### GIVEN DATA

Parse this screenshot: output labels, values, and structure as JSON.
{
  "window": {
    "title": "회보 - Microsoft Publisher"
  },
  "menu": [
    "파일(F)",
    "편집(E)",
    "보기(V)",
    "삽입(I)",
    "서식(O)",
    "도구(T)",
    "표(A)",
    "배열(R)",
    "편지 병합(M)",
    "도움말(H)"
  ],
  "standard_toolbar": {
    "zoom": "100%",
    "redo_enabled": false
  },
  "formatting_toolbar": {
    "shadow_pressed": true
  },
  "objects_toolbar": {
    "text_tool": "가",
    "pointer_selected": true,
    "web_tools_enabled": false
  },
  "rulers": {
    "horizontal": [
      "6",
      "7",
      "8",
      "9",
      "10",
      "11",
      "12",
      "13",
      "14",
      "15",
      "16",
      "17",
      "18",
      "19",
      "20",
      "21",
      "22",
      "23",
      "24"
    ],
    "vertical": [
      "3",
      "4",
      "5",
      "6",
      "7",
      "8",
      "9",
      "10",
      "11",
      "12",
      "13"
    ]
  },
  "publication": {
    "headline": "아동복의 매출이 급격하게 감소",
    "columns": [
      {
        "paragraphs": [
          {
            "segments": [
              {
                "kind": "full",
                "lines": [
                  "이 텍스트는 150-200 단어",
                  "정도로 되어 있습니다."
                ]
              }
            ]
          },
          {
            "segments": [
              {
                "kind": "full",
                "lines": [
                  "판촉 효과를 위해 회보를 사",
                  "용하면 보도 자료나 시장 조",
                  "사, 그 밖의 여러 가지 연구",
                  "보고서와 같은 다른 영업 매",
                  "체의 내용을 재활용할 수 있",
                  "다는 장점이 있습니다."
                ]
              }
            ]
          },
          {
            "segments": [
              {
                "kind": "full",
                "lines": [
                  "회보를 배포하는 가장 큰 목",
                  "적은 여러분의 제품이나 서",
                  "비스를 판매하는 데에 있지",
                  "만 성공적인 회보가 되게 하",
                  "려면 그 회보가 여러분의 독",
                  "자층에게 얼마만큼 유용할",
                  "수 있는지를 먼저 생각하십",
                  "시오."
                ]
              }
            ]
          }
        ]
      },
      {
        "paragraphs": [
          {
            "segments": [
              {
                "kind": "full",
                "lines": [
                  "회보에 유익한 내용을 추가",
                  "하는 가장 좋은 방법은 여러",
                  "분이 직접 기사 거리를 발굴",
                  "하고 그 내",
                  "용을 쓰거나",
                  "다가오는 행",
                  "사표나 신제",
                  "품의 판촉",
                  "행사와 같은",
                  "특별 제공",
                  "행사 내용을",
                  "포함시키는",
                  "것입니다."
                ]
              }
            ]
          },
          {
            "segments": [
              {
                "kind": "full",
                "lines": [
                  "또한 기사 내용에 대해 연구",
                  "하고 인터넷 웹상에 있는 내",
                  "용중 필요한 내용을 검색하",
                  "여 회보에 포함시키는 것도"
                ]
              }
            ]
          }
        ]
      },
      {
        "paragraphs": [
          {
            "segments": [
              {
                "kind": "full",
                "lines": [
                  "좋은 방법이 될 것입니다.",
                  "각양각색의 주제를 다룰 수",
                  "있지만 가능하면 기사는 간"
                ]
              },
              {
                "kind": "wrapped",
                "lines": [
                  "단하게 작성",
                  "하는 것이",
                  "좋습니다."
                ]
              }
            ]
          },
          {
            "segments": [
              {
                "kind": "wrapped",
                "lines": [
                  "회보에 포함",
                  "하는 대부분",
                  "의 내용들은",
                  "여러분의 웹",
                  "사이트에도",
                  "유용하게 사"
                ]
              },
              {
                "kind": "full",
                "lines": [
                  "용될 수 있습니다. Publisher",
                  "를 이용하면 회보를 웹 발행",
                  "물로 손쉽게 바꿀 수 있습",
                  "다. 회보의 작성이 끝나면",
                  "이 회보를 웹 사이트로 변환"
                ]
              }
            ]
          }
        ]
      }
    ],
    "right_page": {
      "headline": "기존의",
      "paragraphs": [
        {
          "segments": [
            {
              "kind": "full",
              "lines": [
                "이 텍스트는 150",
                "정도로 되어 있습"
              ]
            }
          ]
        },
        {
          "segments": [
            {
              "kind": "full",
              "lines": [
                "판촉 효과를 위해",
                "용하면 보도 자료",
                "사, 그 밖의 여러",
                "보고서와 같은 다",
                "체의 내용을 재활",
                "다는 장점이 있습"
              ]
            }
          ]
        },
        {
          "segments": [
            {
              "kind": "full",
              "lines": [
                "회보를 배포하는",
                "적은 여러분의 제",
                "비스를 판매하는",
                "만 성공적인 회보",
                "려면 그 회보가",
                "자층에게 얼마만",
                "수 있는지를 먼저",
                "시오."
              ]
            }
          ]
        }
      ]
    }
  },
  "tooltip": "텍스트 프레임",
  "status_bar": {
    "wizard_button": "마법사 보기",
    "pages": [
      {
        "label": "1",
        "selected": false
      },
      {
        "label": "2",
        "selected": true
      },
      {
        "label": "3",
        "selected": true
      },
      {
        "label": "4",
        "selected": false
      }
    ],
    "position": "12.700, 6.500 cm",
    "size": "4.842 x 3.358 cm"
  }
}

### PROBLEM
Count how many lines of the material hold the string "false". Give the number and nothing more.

### TASK SOLUTION
4